▸ **What you should do**
Every line of the records below that holds the word "from" belongs in the answer.

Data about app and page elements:
※ ※ ※

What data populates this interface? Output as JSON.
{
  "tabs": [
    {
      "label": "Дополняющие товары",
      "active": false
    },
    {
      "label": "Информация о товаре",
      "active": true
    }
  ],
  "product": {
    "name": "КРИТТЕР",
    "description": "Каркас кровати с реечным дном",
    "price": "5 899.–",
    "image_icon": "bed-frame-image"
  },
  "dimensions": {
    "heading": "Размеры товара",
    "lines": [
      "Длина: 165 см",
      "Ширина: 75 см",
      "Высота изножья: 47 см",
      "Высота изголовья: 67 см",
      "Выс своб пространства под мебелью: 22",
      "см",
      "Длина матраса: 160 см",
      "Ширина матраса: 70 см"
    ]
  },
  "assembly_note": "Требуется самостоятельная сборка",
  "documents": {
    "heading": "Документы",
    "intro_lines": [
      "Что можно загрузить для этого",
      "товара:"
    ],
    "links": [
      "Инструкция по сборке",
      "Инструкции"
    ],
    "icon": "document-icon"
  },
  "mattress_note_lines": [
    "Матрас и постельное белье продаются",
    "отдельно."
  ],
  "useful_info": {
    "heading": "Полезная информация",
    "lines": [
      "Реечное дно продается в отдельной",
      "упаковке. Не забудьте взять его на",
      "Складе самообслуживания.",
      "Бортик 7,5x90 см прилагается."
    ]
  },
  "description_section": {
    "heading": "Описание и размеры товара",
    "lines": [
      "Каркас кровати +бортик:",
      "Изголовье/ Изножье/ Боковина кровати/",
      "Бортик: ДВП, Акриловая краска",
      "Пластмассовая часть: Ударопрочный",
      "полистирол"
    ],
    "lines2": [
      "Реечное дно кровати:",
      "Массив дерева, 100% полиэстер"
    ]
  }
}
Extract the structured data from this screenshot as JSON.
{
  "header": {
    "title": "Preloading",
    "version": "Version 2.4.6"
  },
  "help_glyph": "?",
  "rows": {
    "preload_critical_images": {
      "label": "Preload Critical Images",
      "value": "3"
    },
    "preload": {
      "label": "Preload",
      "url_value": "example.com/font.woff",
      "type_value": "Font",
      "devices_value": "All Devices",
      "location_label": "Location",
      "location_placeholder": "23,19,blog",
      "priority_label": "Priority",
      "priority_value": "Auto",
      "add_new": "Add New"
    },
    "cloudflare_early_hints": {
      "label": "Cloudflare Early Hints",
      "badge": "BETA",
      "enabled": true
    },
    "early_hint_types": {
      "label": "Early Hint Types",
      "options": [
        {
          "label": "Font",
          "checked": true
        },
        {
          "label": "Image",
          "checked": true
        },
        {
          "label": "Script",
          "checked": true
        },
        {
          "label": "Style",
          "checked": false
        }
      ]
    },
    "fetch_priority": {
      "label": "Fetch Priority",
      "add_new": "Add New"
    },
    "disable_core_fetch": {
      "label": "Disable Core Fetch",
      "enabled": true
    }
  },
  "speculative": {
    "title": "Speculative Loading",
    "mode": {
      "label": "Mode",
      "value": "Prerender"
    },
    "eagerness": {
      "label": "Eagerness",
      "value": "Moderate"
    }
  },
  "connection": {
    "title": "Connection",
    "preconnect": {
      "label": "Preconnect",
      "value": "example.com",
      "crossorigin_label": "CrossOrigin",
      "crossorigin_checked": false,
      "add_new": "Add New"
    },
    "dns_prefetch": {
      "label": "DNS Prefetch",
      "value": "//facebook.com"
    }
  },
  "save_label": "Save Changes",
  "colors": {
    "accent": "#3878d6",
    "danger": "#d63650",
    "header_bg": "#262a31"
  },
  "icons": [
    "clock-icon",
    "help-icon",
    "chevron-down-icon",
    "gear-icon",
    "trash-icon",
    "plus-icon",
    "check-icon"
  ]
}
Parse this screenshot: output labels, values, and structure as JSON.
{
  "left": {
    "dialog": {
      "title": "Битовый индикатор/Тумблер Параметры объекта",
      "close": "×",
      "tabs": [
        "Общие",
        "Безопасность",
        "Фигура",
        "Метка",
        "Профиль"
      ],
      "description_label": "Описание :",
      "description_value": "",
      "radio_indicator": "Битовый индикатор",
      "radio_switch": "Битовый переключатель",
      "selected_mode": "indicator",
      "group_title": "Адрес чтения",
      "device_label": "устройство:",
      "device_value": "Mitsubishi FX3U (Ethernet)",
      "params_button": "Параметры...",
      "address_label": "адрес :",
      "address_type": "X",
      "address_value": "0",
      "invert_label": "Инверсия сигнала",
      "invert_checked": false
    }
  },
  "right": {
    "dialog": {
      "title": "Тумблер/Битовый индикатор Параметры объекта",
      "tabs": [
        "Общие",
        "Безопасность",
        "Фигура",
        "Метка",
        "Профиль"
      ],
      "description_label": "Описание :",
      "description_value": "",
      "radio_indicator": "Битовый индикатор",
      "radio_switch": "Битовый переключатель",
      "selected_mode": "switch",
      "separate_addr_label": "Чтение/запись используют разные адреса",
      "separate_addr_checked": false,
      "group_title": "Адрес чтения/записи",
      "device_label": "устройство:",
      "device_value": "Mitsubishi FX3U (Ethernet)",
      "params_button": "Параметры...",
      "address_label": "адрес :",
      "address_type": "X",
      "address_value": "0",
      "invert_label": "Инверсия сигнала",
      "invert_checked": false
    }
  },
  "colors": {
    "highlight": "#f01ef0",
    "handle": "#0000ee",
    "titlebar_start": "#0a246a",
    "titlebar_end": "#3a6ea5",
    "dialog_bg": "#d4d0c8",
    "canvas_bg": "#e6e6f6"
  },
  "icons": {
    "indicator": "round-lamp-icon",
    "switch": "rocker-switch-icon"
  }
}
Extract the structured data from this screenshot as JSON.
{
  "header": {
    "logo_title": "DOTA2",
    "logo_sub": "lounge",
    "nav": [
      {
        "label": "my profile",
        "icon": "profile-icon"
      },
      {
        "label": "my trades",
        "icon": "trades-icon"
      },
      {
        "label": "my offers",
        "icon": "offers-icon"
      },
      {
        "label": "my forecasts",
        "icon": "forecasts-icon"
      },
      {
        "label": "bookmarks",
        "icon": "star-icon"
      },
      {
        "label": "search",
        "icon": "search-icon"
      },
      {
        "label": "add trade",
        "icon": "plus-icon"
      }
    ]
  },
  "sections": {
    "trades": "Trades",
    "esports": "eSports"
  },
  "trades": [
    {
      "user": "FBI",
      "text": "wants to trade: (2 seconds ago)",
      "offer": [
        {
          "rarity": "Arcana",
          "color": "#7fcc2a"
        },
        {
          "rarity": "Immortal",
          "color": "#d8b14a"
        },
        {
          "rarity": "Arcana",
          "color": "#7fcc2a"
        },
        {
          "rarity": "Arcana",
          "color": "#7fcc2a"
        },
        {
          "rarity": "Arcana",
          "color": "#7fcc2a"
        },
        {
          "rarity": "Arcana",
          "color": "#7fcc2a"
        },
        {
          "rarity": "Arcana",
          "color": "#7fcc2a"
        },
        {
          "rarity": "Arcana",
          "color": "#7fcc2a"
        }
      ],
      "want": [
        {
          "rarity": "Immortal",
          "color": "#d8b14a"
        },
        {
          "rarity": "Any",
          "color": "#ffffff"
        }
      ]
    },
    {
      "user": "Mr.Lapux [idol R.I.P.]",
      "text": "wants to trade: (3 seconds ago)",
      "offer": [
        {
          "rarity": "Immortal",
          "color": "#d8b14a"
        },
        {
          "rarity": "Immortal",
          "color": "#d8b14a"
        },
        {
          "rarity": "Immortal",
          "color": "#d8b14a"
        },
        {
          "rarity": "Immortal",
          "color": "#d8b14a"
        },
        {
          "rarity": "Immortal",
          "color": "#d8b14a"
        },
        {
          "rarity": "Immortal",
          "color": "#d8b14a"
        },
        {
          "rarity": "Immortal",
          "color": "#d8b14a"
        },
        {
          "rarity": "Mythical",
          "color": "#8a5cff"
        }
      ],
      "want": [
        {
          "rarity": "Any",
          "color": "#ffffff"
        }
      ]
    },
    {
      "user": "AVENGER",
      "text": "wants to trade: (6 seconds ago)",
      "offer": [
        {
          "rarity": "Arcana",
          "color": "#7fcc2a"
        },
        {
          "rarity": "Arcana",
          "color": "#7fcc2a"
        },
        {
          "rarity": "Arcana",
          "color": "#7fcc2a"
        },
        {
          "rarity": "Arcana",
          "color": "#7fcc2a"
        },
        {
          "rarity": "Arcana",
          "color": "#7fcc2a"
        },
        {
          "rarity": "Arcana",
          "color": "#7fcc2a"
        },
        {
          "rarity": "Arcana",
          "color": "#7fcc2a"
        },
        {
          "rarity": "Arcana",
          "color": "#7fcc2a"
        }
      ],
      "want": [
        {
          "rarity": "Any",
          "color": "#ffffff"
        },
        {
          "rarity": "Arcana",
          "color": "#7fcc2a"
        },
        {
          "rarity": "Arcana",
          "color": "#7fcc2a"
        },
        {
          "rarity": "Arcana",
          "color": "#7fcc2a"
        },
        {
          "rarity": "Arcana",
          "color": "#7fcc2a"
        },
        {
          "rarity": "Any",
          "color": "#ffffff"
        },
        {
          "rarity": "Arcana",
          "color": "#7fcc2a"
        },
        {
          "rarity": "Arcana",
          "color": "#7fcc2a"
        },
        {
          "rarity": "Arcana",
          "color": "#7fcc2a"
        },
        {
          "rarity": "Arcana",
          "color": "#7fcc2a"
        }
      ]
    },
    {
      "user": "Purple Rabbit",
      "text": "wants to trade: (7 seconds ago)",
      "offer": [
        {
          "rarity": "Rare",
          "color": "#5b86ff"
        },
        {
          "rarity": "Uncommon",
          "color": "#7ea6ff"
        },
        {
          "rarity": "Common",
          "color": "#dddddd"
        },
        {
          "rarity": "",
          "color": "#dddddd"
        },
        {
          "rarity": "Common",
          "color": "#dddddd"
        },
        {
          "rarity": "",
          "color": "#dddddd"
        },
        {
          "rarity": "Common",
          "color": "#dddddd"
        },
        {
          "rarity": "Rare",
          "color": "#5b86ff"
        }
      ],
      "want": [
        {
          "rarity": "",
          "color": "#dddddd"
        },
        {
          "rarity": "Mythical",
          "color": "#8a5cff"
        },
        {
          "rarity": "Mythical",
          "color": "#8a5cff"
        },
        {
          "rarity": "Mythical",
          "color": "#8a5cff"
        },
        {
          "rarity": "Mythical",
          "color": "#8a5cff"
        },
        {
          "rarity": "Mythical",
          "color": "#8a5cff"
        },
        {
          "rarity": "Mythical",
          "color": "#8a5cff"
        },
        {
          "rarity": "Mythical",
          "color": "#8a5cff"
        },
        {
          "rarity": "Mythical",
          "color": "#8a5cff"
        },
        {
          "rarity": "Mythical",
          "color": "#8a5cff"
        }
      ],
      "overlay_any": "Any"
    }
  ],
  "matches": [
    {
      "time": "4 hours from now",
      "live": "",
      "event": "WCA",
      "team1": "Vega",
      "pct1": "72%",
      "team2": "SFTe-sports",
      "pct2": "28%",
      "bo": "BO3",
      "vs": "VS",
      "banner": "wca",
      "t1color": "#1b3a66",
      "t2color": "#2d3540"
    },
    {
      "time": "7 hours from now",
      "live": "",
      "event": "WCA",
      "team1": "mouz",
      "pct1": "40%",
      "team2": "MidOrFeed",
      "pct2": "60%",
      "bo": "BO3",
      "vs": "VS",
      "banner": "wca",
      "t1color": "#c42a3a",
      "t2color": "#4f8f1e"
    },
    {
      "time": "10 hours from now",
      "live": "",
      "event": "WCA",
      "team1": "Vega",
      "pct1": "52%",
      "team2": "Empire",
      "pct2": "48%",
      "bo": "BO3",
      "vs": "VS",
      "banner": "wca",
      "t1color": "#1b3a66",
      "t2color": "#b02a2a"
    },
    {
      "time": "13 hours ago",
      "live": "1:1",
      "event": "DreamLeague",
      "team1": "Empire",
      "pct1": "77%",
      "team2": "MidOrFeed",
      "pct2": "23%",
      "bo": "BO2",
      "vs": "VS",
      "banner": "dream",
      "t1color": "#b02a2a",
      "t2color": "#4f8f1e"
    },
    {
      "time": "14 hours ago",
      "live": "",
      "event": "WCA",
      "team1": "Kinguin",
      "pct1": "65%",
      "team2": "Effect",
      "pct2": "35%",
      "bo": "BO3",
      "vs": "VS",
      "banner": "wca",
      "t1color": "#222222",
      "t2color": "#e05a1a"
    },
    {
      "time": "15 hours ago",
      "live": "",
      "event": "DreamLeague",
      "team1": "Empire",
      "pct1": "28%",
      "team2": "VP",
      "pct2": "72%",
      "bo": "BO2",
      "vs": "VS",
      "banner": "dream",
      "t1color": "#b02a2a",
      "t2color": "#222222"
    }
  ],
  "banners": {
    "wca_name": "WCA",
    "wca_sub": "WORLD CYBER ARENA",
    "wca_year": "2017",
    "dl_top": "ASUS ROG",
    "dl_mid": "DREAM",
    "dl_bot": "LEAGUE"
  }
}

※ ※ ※

▸ **Output below**
Extract the structured data from this screenshot as JSON.
Extract the structured data from this screenshot as JSON.
      "time": "4 hours from now",
      "time": "7 hours from now",
      "time": "10 hours from now",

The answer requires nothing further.